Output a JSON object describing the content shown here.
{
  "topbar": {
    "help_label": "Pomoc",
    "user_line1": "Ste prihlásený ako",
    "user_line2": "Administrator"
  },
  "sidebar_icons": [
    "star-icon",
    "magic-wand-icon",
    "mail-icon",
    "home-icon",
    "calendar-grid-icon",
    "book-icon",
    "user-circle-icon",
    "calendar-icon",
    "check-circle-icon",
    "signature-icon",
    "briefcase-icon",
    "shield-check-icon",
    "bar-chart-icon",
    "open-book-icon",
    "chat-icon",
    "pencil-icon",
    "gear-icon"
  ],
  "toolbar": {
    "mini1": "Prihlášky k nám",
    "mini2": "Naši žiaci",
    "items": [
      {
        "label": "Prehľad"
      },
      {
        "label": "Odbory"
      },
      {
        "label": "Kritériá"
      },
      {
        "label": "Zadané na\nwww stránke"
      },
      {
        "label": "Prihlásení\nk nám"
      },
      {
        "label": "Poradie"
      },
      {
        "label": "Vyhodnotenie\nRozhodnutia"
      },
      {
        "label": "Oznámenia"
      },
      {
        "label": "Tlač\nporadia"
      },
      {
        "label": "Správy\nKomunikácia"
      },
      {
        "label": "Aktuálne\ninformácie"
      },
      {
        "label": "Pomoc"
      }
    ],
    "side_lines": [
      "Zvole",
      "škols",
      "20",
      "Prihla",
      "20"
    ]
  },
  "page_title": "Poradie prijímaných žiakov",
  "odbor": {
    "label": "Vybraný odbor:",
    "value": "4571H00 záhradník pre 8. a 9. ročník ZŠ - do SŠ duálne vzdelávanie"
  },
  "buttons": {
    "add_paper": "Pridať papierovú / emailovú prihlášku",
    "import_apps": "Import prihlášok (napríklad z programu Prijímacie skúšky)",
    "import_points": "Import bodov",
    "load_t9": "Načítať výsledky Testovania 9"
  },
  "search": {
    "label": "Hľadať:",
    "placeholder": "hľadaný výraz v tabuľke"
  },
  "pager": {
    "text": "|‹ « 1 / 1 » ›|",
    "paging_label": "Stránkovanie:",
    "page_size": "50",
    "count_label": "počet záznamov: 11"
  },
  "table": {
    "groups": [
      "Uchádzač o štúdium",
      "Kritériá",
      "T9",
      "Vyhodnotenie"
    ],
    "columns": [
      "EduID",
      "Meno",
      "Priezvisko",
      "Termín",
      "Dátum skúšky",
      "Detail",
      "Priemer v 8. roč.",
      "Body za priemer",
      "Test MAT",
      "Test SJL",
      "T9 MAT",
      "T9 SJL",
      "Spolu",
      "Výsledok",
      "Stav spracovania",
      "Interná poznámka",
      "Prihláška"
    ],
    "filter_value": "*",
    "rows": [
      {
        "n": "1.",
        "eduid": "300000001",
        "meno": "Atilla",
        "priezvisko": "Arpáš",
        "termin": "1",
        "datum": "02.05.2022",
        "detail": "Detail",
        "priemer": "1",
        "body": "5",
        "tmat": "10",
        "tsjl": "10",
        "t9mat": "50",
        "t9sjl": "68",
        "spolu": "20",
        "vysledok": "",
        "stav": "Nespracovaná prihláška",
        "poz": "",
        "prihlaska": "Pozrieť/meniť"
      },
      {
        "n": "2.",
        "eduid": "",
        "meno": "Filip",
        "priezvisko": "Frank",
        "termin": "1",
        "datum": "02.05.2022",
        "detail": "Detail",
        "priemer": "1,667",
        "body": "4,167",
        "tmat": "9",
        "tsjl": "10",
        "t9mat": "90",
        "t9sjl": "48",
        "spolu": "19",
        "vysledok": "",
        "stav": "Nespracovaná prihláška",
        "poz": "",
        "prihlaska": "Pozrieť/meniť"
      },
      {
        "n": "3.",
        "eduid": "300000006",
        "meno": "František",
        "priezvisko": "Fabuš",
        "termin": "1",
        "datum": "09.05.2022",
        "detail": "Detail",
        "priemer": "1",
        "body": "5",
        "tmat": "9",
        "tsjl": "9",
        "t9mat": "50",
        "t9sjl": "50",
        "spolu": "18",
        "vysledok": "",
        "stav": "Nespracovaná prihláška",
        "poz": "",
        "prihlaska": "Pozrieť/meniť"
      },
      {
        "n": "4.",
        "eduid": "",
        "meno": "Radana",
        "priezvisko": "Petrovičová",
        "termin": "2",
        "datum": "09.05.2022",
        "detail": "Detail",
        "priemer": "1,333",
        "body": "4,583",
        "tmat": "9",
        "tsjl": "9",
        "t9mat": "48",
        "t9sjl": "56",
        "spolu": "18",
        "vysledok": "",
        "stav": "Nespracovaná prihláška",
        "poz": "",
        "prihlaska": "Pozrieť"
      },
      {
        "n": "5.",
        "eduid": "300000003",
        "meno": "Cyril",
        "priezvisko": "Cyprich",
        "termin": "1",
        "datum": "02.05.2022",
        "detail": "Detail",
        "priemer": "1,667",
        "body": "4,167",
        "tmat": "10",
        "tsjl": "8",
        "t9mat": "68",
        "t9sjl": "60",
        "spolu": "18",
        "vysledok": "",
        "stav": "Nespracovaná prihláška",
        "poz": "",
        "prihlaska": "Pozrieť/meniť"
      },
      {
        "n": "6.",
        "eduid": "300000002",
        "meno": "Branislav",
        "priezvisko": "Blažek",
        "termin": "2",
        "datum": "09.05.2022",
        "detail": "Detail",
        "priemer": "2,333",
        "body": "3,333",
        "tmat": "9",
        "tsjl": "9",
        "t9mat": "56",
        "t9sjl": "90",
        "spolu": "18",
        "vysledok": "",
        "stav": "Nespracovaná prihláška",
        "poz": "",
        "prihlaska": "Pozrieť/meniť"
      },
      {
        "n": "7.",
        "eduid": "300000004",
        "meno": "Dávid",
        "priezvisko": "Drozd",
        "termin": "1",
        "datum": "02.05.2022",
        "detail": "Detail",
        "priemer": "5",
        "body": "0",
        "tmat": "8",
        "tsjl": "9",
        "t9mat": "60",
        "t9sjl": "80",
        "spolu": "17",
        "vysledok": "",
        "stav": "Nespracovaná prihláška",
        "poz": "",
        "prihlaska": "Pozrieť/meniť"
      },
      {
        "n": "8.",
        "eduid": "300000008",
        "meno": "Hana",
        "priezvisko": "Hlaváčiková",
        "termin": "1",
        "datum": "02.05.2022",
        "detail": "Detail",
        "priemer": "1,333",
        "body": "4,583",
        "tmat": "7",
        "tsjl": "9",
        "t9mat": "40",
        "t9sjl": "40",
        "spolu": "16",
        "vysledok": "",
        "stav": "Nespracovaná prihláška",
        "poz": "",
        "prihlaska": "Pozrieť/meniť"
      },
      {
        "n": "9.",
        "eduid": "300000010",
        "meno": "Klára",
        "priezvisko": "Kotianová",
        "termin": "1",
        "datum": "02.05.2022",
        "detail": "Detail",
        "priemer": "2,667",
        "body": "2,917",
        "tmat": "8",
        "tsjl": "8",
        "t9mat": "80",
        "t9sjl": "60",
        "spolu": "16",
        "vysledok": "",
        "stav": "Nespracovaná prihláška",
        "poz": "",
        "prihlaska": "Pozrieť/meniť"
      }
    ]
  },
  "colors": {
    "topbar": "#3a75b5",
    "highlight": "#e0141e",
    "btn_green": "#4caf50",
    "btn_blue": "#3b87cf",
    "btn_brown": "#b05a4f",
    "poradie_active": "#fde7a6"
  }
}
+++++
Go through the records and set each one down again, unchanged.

# Result
Output a JSON object describing the content shown here.
{
  "topbar": {
    "help_label": "Pomoc",
    "user_line1": "Ste prihlásený ako",
    "user_line2": "Administrator"
  },
  "sidebar_icons": [
    "star-icon",
    "magic-wand-icon",
    "mail-icon",
    "home-icon",
    "calendar-grid-icon",
    "book-icon",
    "user-circle-icon",
    "calendar-icon",
    "check-circle-icon",
    "signature-icon",
    "briefcase-icon",
    "shield-check-icon",
    "bar-chart-icon",
    "open-book-icon",
    "chat-icon",
    "pencil-icon",
    "gear-icon"
  ],
  "toolbar": {
    "mini1": "Prihlášky k nám",
    "mini2": "Naši žiaci",
    "items": [
      {
        "label": "Prehľad"
      },
      {
        "label": "Odbory"
      },
      {
        "label": "Kritériá"
      },
      {
        "label": "Zadané na\nwww stránke"
      },
      {
        "label": "Prihlásení\nk nám"
      },
      {
        "label": "Poradie"
      },
      {
        "label": "Vyhodnotenie\nRozhodnutia"
      },
      {
        "label": "Oznámenia"
      },
      {
        "label": "Tlač\nporadia"
      },
      {
        "label": "Správy\nKomunikácia"
      },
      {
        "label": "Aktuálne\ninformácie"
      },
      {
        "label": "Pomoc"
      }
    ],
    "side_lines": [
      "Zvole",
      "škols",
      "20",
      "Prihla",
      "20"
    ]
  },
  "page_title": "Poradie prijímaných žiakov",
  "odbor": {
    "label": "Vybraný odbor:",
    "value": "4571H00 záhradník pre 8. a 9. ročník ZŠ - do SŠ duálne vzdelávanie"
  },
  "buttons": {
    "add_paper": "Pridať papierovú / emailovú prihlášku",
    "import_apps": "Import prihlášok (napríklad z programu Prijímacie skúšky)",
    "import_points": "Import bodov",
    "load_t9": "Načítať výsledky Testovania 9"
  },
  "search": {
    "label": "Hľadať:",
    "placeholder": "hľadaný výraz v tabuľke"
  },
  "pager": {
    "text": "|‹ « 1 / 1 » ›|",
    "paging_label": "Stránkovanie:",
    "page_size": "50",
    "count_label": "počet záznamov: 11"
  },
  "table": {
    "groups": [
      "Uchádzač o štúdium",
      "Kritériá",
      "T9",
      "Vyhodnotenie"
    ],
    "columns": [
      "EduID",
      "Meno",
      "Priezvisko",
      "Termín",
      "Dátum skúšky",
      "Detail",
      "Priemer v 8. roč.",
      "Body za priemer",
      "Test MAT",
      "Test SJL",
      "T9 MAT",
      "T9 SJL",
      "Spolu",
      "Výsledok",
      "Stav spracovania",
      "Interná poznámka",
      "Prihláška"
    ],
    "filter_value": "*",
    "rows": [
      {
        "n": "1.",
        "eduid": "300000001",
        "meno": "Atilla",
        "priezvisko": "Arpáš",
        "termin": "1",
        "datum": "02.05.2022",
        "detail": "Detail",
        "priemer": "1",
        "body": "5",
        "tmat": "10",
        "tsjl": "10",
        "t9mat": "50",
        "t9sjl": "68",
        "spolu": "20",
        "vysledok": "",
        "stav": "Nespracovaná prihláška",
        "poz": "",
        "prihlaska": "Pozrieť/meniť"
      },
      {
        "n": "2.",
        "eduid": "",
        "meno": "Filip",
        "priezvisko": "Frank",
        "termin": "1",
        "datum": "02.05.2022",
        "detail": "Detail",
        "priemer": "1,667",
        "body": "4,167",
        "tmat": "9",
        "tsjl": "10",
        "t9mat": "90",
        "t9sjl": "48",
        "spolu": "19",
        "vysledok": "",
        "stav": "Nespracovaná prihláška",
        "poz": "",
        "prihlaska": "Pozrieť/meniť"
      },
      {
        "n": "3.",
        "eduid": "300000006",
        "meno": "František",
        "priezvisko": "Fabuš",
        "termin": "1",
        "datum": "09.05.2022",
        "detail": "Detail",
        "priemer": "1",
        "body": "5",
        "tmat": "9",
        "tsjl": "9",
        "t9mat": "50",
        "t9sjl": "50",
        "spolu": "18",
        "vysledok": "",
        "stav": "Nespracovaná prihláška",
        "poz": "",
        "prihlaska": "Pozrieť/meniť"
      },
      {
        "n": "4.",
        "eduid": "",
        "meno": "Radana",
        "priezvisko": "Petrovičová",
        "termin": "2",
        "datum": "09.05.2022",
        "detail": "Detail",
        "priemer": "1,333",
        "body": "4,583",
        "tmat": "9",
        "tsjl": "9",
        "t9mat": "48",
        "t9sjl": "56",
        "spolu": "18",
        "vysledok": "",
        "stav": "Nespracovaná prihláška",
        "poz": "",
        "prihlaska": "Pozrieť"
      },
      {
        "n": "5.",
        "eduid": "300000003",
        "meno": "Cyril",
        "priezvisko": "Cyprich",
        "termin": "1",
        "datum": "02.05.2022",
        "detail": "Detail",
        "priemer": "1,667",
        "body": "4,167",
        "tmat": "10",
        "tsjl": "8",
        "t9mat": "68",
        "t9sjl": "60",
        "spolu": "18",
        "vysledok": "",
        "stav": "Nespracovaná prihláška",
        "poz": "",
        "prihlaska": "Pozrieť/meniť"
      },
      {
        "n": "6.",
        "eduid": "300000002",
        "meno": "Branislav",
        "priezvisko": "Blažek",
        "termin": "2",
        "datum": "09.05.2022",
        "detail": "Detail",
        "priemer": "2,333",
        "body": "3,333",
        "tmat": "9",
        "tsjl": "9",
        "t9mat": "56",
        "t9sjl": "90",
        "spolu": "18",
        "vysledok": "",
        "stav": "Nespracovaná prihláška",
        "poz": "",
        "prihlaska": "Pozrieť/meniť"
      },
      {
        "n": "7.",
        "eduid": "300000004",
        "meno": "Dávid",
        "priezvisko": "Drozd",
        "termin": "1",
        "datum": "02.05.2022",
        "detail": "Detail",
        "priemer": "5",
        "body": "0",
        "tmat": "8",
        "tsjl": "9",
        "t9mat": "60",
        "t9sjl": "80",
        "spolu": "17",
        "vysledok": "",
        "stav": "Nespracovaná prihláška",
        "poz": "",
        "prihlaska": "Pozrieť/meniť"
      },
      {
        "n": "8.",
        "eduid": "300000008",
        "meno": "Hana",
        "priezvisko": "Hlaváčiková",
        "termin": "1",
        "datum": "02.05.2022",
        "detail": "Detail",
        "priemer": "1,333",
        "body": "4,583",
        "tmat": "7",
        "tsjl": "9",
        "t9mat": "40",
        "t9sjl": "40",
        "spolu": "16",
        "vysledok": "",
        "stav": "Nespracovaná prihláška",
        "poz": "",
        "prihlaska": "Pozrieť/meniť"
      },
      {
        "n": "9.",
        "eduid": "300000010",
        "meno": "Klára",
        "priezvisko": "Kotianová",
        "termin": "1",
        "datum": "02.05.2022",
        "detail": "Detail",
        "priemer": "2,667",
        "body": "2,917",
        "tmat": "8",
        "tsjl": "8",
        "t9mat": "80",
        "t9sjl": "60",
        "spolu": "16",
        "vysledok": "",
        "stav": "Nespracovaná prihláška",
        "poz": "",
        "prihlaska": "Pozrieť/meniť"
      }
    ]
  },
  "colors": {
    "topbar": "#3a75b5",
    "highlight": "#e0141e",
    "btn_green": "#4caf50",
    "btn_blue": "#3b87cf",
    "btn_brown": "#b05a4f",
    "poradie_active": "#fde7a6"
  }
}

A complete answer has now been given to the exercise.